EXERCISE REQUIREMENTS:
Quote the listing in full, exactly as given, minus any pictures.

MATERIAL FOR THE TASK:
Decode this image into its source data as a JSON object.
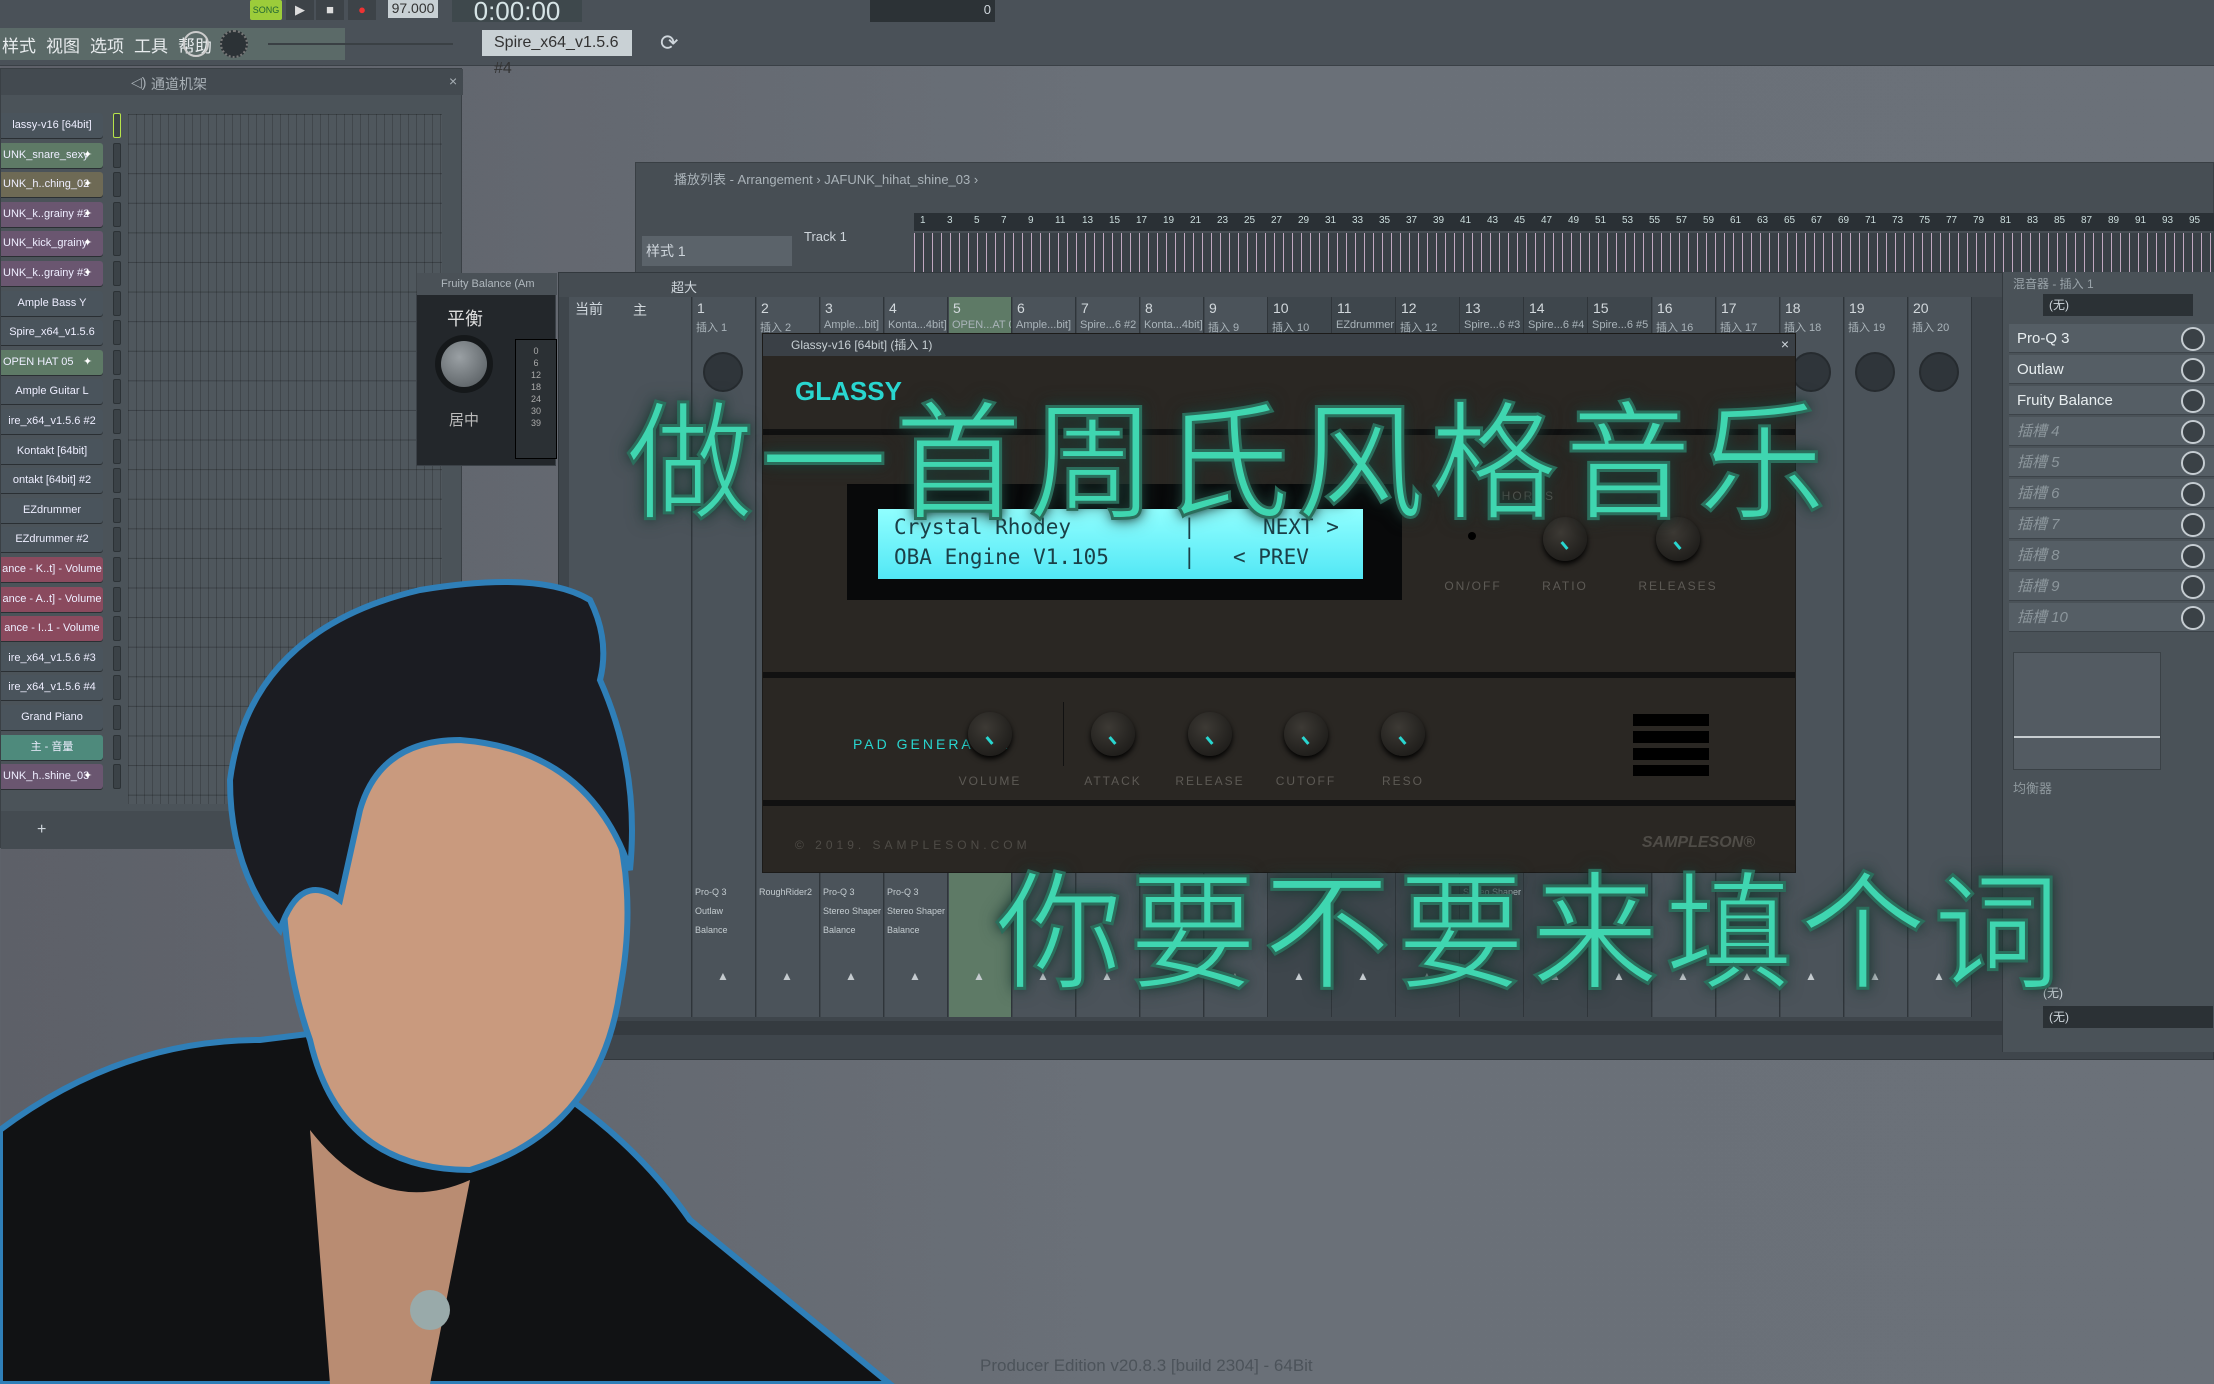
{
  "topbar": {
    "song_label": "SONG",
    "tempo": "97.000",
    "time": "0:00:00",
    "pattern": "Spire_x64_v1.5.6 #4",
    "counter": "0"
  },
  "menu": [
    "样式",
    "视图",
    "选项",
    "工具",
    "帮助"
  ],
  "channel_rack": {
    "title": "通道机架",
    "add": "+",
    "channels": [
      {
        "name": "lassy-v16 [64bit]",
        "color": "#4a545c"
      },
      {
        "name": "UNK_snare_sexy",
        "color": "#5e7a66",
        "wave": true
      },
      {
        "name": "UNK_h..ching_02",
        "color": "#6e6a55",
        "wave": true
      },
      {
        "name": "UNK_k..grainy #2",
        "color": "#6a5670",
        "wave": true
      },
      {
        "name": "UNK_kick_grainy",
        "color": "#6a5670",
        "wave": true
      },
      {
        "name": "UNK_k..grainy #3",
        "color": "#6a5670",
        "wave": true
      },
      {
        "name": "Ample Bass Y",
        "color": "#4a545c"
      },
      {
        "name": "Spire_x64_v1.5.6",
        "color": "#4a545c"
      },
      {
        "name": "OPEN HAT 05",
        "color": "#5e7a66",
        "wave": true
      },
      {
        "name": "Ample Guitar L",
        "color": "#4a545c"
      },
      {
        "name": "ire_x64_v1.5.6 #2",
        "color": "#4a545c"
      },
      {
        "name": "Kontakt [64bit]",
        "color": "#4a545c"
      },
      {
        "name": "ontakt [64bit] #2",
        "color": "#4a545c"
      },
      {
        "name": "EZdrummer",
        "color": "#4a545c"
      },
      {
        "name": "EZdrummer #2",
        "color": "#4a545c"
      },
      {
        "name": "ance - K..t] - Volume",
        "color": "#8a4a5e"
      },
      {
        "name": "ance - A..t] - Volume",
        "color": "#8a4a5e"
      },
      {
        "name": "ance - I..1 - Volume",
        "color": "#8a4a5e"
      },
      {
        "name": "ire_x64_v1.5.6 #3",
        "color": "#4a545c"
      },
      {
        "name": "ire_x64_v1.5.6 #4",
        "color": "#4a545c"
      },
      {
        "name": "Grand Piano",
        "color": "#4a545c"
      },
      {
        "name": "主 - 音量",
        "color": "#4e8a7c"
      },
      {
        "name": "UNK_h..shine_03",
        "color": "#6a5670",
        "wave": true
      }
    ]
  },
  "fruity_balance": {
    "title": "Fruity Balance (Am",
    "label": "平衡",
    "center": "居中",
    "scale": [
      "0",
      "6",
      "12",
      "18",
      "24",
      "30",
      "39"
    ]
  },
  "playlist": {
    "breadcrumb": "播放列表 - Arrangement › JAFUNK_hihat_shine_03 ›",
    "pattern": "样式 1",
    "track": "Track 1",
    "bars": [
      1,
      3,
      5,
      7,
      9,
      11,
      13,
      15,
      17,
      19,
      21,
      23,
      25,
      27,
      29,
      31,
      33,
      35,
      37,
      39,
      41,
      43,
      45,
      47,
      49,
      51,
      53,
      55,
      57,
      59,
      61,
      63,
      65,
      67,
      69,
      71,
      73,
      75,
      77,
      79,
      81,
      83,
      85,
      87,
      89,
      91,
      93,
      95
    ]
  },
  "mixer": {
    "title": "超大",
    "current": "当前",
    "master": "主",
    "tracks": [
      "插入 1",
      "插入 2",
      "Ample...bit]",
      "Konta...4bit]",
      "OPEN...AT 05",
      "Ample...bit]",
      "Spire...6 #2",
      "Konta...4bit]",
      "插入 9",
      "插入 10",
      "EZdrummer",
      "插入 12",
      "Spire...6 #3",
      "Spire...6 #4",
      "Spire...6 #5",
      "插入 16",
      "插入 17",
      "插入 18",
      "插入 19",
      "插入 20"
    ],
    "fx_master": [
      "Pro-Q 3",
      "Outlaw",
      "Balance"
    ],
    "fx2": [
      "RoughRider2"
    ],
    "fx3": [
      "Pro-Q 3",
      "Stereo Shaper",
      "Balance"
    ],
    "fx4": [
      "Pro-Q 3",
      "Stereo Shaper",
      "Balance"
    ],
    "fx13": [
      "Stereo Shaper"
    ]
  },
  "glassy": {
    "title": "Glassy-v16 [64bit] (插入 1)",
    "logo": "GLASSY",
    "lcd1": "Crystal Rhodey",
    "lcd2": "OBA Engine V1.105",
    "next": "NEXT >",
    "prev": "< PREV",
    "chorus": "CHORUS",
    "onoff": "ON/OFF",
    "ratio": "RATIO",
    "releases": "RELEASES",
    "pad": "PAD GENERATOR",
    "knobs": [
      "VOLUME",
      "ATTACK",
      "RELEASE",
      "CUTOFF",
      "RESO"
    ],
    "copyright": "© 2019. SAMPLESON.COM",
    "brand": "SAMPLESON®",
    "accent": "#29d6d0"
  },
  "inserts": {
    "title": "混音器 - 插入 1",
    "input": "(无)",
    "slots": [
      "Pro-Q 3",
      "Outlaw",
      "Fruity Balance",
      "插槽 4",
      "插槽 5",
      "插槽 6",
      "插槽 7",
      "插槽 8",
      "插槽 9",
      "插槽 10"
    ],
    "eq": "均衡器",
    "out1": "(无)",
    "out2": "(无)"
  },
  "overlay": {
    "line1": "做一首周氏风格音乐",
    "line2": "你要不要来填个词",
    "color": "#3fd6b0"
  },
  "footer": "Producer Edition v20.8.3 [build 2304] - 64Bit"
}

RESPONSE AREA:
Decode this image into its source data as a JSON object.
{
  "topbar": {
    "song_label": "SONG",
    "tempo": "97.000",
    "time": "0:00:00",
    "pattern": "Spire_x64_v1.5.6 #4",
    "counter": "0"
  },
  "menu": [
    "样式",
    "视图",
    "选项",
    "工具",
    "帮助"
  ],
  "channel_rack": {
    "title": "通道机架",
    "add": "+",
    "channels": [
      {
        "name": "lassy-v16 [64bit]",
        "color": "#4a545c"
      },
      {
        "name": "UNK_snare_sexy",
        "color": "#5e7a66",
        "wave": true
      },
      {
        "name": "UNK_h..ching_02",
        "color": "#6e6a55",
        "wave": true
      },
      {
        "name": "UNK_k..grainy #2",
        "color": "#6a5670",
        "wave": true
      },
      {
        "name": "UNK_kick_grainy",
        "color": "#6a5670",
        "wave": true
      },
      {
        "name": "UNK_k..grainy #3",
        "color": "#6a5670",
        "wave": true
      },
      {
        "name": "Ample Bass Y",
        "color": "#4a545c"
      },
      {
        "name": "Spire_x64_v1.5.6",
        "color": "#4a545c"
      },
      {
        "name": "OPEN HAT 05",
        "color": "#5e7a66",
        "wave": true
      },
      {
        "name": "Ample Guitar L",
        "color": "#4a545c"
      },
      {
        "name": "ire_x64_v1.5.6 #2",
        "color": "#4a545c"
      },
      {
        "name": "Kontakt [64bit]",
        "color": "#4a545c"
      },
      {
        "name": "ontakt [64bit] #2",
        "color": "#4a545c"
      },
      {
        "name": "EZdrummer",
        "color": "#4a545c"
      },
      {
        "name": "EZdrummer #2",
        "color": "#4a545c"
      },
      {
        "name": "ance - K..t] - Volume",
        "color": "#8a4a5e"
      },
      {
        "name": "ance - A..t] - Volume",
        "color": "#8a4a5e"
      },
      {
        "name": "ance - I..1 - Volume",
        "color": "#8a4a5e"
      },
      {
        "name": "ire_x64_v1.5.6 #3",
        "color": "#4a545c"
      },
      {
        "name": "ire_x64_v1.5.6 #4",
        "color": "#4a545c"
      },
      {
        "name": "Grand Piano",
        "color": "#4a545c"
      },
      {
        "name": "主 - 音量",
        "color": "#4e8a7c"
      },
      {
        "name": "UNK_h..shine_03",
        "color": "#6a5670",
        "wave": true
      }
    ]
  },
  "fruity_balance": {
    "title": "Fruity Balance (Am",
    "label": "平衡",
    "center": "居中",
    "scale": [
      "0",
      "6",
      "12",
      "18",
      "24",
      "30",
      "39"
    ]
  },
  "playlist": {
    "breadcrumb": "播放列表 - Arrangement › JAFUNK_hihat_shine_03 ›",
    "pattern": "样式 1",
    "track": "Track 1",
    "bars": [
      1,
      3,
      5,
      7,
      9,
      11,
      13,
      15,
      17,
      19,
      21,
      23,
      25,
      27,
      29,
      31,
      33,
      35,
      37,
      39,
      41,
      43,
      45,
      47,
      49,
      51,
      53,
      55,
      57,
      59,
      61,
      63,
      65,
      67,
      69,
      71,
      73,
      75,
      77,
      79,
      81,
      83,
      85,
      87,
      89,
      91,
      93,
      95
    ]
  },
  "mixer": {
    "title": "超大",
    "current": "当前",
    "master": "主",
    "tracks": [
      "插入 1",
      "插入 2",
      "Ample...bit]",
      "Konta...4bit]",
      "OPEN...AT 05",
      "Ample...bit]",
      "Spire...6 #2",
      "Konta...4bit]",
      "插入 9",
      "插入 10",
      "EZdrummer",
      "插入 12",
      "Spire...6 #3",
      "Spire...6 #4",
      "Spire...6 #5",
      "插入 16",
      "插入 17",
      "插入 18",
      "插入 19",
      "插入 20"
    ],
    "fx_master": [
      "Pro-Q 3",
      "Outlaw",
      "Balance"
    ],
    "fx2": [
      "RoughRider2"
    ],
    "fx3": [
      "Pro-Q 3",
      "Stereo Shaper",
      "Balance"
    ],
    "fx4": [
      "Pro-Q 3",
      "Stereo Shaper",
      "Balance"
    ],
    "fx13": [
      "Stereo Shaper"
    ]
  },
  "glassy": {
    "title": "Glassy-v16 [64bit] (插入 1)",
    "logo": "GLASSY",
    "lcd1": "Crystal Rhodey",
    "lcd2": "OBA Engine V1.105",
    "next": "NEXT >",
    "prev": "< PREV",
    "chorus": "CHORUS",
    "onoff": "ON/OFF",
    "ratio": "RATIO",
    "releases": "RELEASES",
    "pad": "PAD GENERATOR",
    "knobs": [
      "VOLUME",
      "ATTACK",
      "RELEASE",
      "CUTOFF",
      "RESO"
    ],
    "copyright": "© 2019. SAMPLESON.COM",
    "brand": "SAMPLESON®",
    "accent": "#29d6d0"
  },
  "inserts": {
    "title": "混音器 - 插入 1",
    "input": "(无)",
    "slots": [
      "Pro-Q 3",
      "Outlaw",
      "Fruity Balance",
      "插槽 4",
      "插槽 5",
      "插槽 6",
      "插槽 7",
      "插槽 8",
      "插槽 9",
      "插槽 10"
    ],
    "eq": "均衡器",
    "out1": "(无)",
    "out2": "(无)"
  },
  "overlay": {
    "line1": "做一首周氏风格音乐",
    "line2": "你要不要来填个词",
    "color": "#3fd6b0"
  },
  "footer": "Producer Edition v20.8.3 [build 2304] - 64Bit"
}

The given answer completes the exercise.